But its birth was not easy. Originally, The show had been conceived six years earlier as a conflict between Jews and Catholics during the Easter-Passover celebrations and at one point was to be called East Side Story. Although Shakespeare’s archetypal “Montegue/Capulet” clan war was finally switched to Anglo/Puerto Rican gangs on the Upper West Side, still no backers could be found; it became notorious for having been turned down by nearly everybody because no one thought that such a tragic story was suitable material for a musical.

Casting was another problem. Robbins, a perfectionist, wanted a cast of 38 who could both dance and sing – a nearly impossible demand in those days, but now the rule rather than the exception. Being first and foremost a choreographer, he finally settled on dancers who could sing—as opposed to singers who could dance. When Bernstein, unencumbered by staging issues, re-recorded West Side Story in 1988, he used opera singers for the main roles: Kiri Te Kanawa, José Carreras, Tatiana Troyanos and Marilyn Horne.

The overture, which was not in the original score, strings together some of the most popular melodies from the musical. Originally scored for 31 players, heavy on the winds and percussion in 1965, conductor Maurice Peress arranged the overture for symphony orchestra.

The Overture encapsulates the central themes of the plot, although not in order of occurrence. It begins with the quintet “Tonight,” in which Maria’s romantic anticipation of her first night together with Tony, contrasts with the Jets’ preparation for the rumble against the Sharks and the Anita’s eager but worldly fantasy of her tryst with Bernardo, the leader of the Sharks. Example 1 There follow “Maria;” then “Mambo” Example 2 from the school dance where Tony and Maria first meet; and “Somewhere There’s a Place for Us.”
Camille Saint-SaŽns 1835-1921
Camille Saint-SaŽns
1835-1921
Camille Saint-SaŽns
Bacchanale from Samson and Delilah, Act III

At the behest of Franz Liszt, Samson and Delilah, Camille Saint-SaŽns’s best known opera, was premiered in Germany – and in German – in December 1877. It did not reach Paris until 1890. The opera is adapted from the biblical story of Samson, lured by the Philistine seductress Delilah into revealing the source of his superhuman strength – his long hair, whereupon she proceeds to cut it off as he sleeps and blinds him for good measure.

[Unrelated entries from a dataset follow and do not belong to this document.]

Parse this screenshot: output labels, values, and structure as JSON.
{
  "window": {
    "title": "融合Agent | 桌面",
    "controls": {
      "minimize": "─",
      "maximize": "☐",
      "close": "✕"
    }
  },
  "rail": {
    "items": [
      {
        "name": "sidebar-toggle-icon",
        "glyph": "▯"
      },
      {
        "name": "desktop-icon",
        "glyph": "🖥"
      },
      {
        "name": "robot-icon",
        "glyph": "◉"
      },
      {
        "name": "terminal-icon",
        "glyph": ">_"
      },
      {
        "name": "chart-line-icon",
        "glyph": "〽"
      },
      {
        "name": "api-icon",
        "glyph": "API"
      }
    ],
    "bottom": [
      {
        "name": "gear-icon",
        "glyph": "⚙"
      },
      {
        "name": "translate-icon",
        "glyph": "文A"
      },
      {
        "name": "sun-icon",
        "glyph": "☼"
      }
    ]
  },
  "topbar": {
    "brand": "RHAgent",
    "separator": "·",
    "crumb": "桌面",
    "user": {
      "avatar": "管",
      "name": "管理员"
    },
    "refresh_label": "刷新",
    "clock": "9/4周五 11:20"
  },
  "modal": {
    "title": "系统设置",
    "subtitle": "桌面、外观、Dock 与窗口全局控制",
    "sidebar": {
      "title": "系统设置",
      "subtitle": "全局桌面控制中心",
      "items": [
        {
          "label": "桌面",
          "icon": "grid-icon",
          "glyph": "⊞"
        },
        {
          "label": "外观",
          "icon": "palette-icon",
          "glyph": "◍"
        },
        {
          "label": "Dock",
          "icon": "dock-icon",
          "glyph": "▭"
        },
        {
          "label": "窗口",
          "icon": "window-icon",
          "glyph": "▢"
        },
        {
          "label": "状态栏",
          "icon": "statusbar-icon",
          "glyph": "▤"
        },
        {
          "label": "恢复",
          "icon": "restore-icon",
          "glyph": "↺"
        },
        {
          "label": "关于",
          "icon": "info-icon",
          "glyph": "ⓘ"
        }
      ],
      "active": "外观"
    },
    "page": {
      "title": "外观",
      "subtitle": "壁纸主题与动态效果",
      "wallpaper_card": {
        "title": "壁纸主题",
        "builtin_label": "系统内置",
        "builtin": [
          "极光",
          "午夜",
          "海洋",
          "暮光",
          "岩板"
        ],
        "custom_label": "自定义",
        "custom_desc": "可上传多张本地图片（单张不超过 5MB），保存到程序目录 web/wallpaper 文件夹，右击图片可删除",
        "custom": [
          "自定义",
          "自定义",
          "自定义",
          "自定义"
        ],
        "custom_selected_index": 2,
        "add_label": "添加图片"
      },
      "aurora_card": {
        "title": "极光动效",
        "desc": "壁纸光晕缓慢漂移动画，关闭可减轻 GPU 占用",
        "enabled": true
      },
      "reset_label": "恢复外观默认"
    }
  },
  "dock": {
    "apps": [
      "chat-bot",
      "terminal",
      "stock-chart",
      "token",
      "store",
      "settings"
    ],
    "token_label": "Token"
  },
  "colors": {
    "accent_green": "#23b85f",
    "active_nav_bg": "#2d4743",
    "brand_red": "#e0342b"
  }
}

The Bacchanale is the ballet, part of the Philistines’ celebratory frenzy after Delilah’s victory over their seemingly invincible enemy, the Hebrews. From a dramatic point of view, the music appropriately portrays the reckless abandon that always precedes a calamity. For when the Philistines bring out the blind and shackled Samson to gloat over him, he calls upon God to give him one final burst of strength to overcome his enemies. In a final suicidal sacrifice he uproots the pillars of the pagan temple, bringing destruction on the Philistines.

In 1877, at the time the opera was written, all Europe was taken with a fascination for the exotic and foreign. Homes were decorated like Chinese pagodas and composers wrote dozens of Middle Eastern-sounding music. As France was deeply involved in the colonization of North Africa, Saint-SaŽns spent the years 1880-81 travelling, including trips to resorts in Algeria (then a French colony) and Egypt. The music he heard while abroad gave him first-hand knowledge of an entirely new musical language with its own scales, rhythms and theory, and he made sincere attempts to integrate them into his own works (the Suite algérienne and the Fifth Piano Concerto “The Egyptian”). But the popular Bacchanale, written before his North African sojourns, abounds with themes that frankly reflect exotic clichés rather than the real McCoy. Of the two big oboe solos, the first still rings truer than the second – which everyone knows although not necessarily where it comes from. Example 1 & Example 2

Copyright © Elizabeth and Joseph Kahn 2015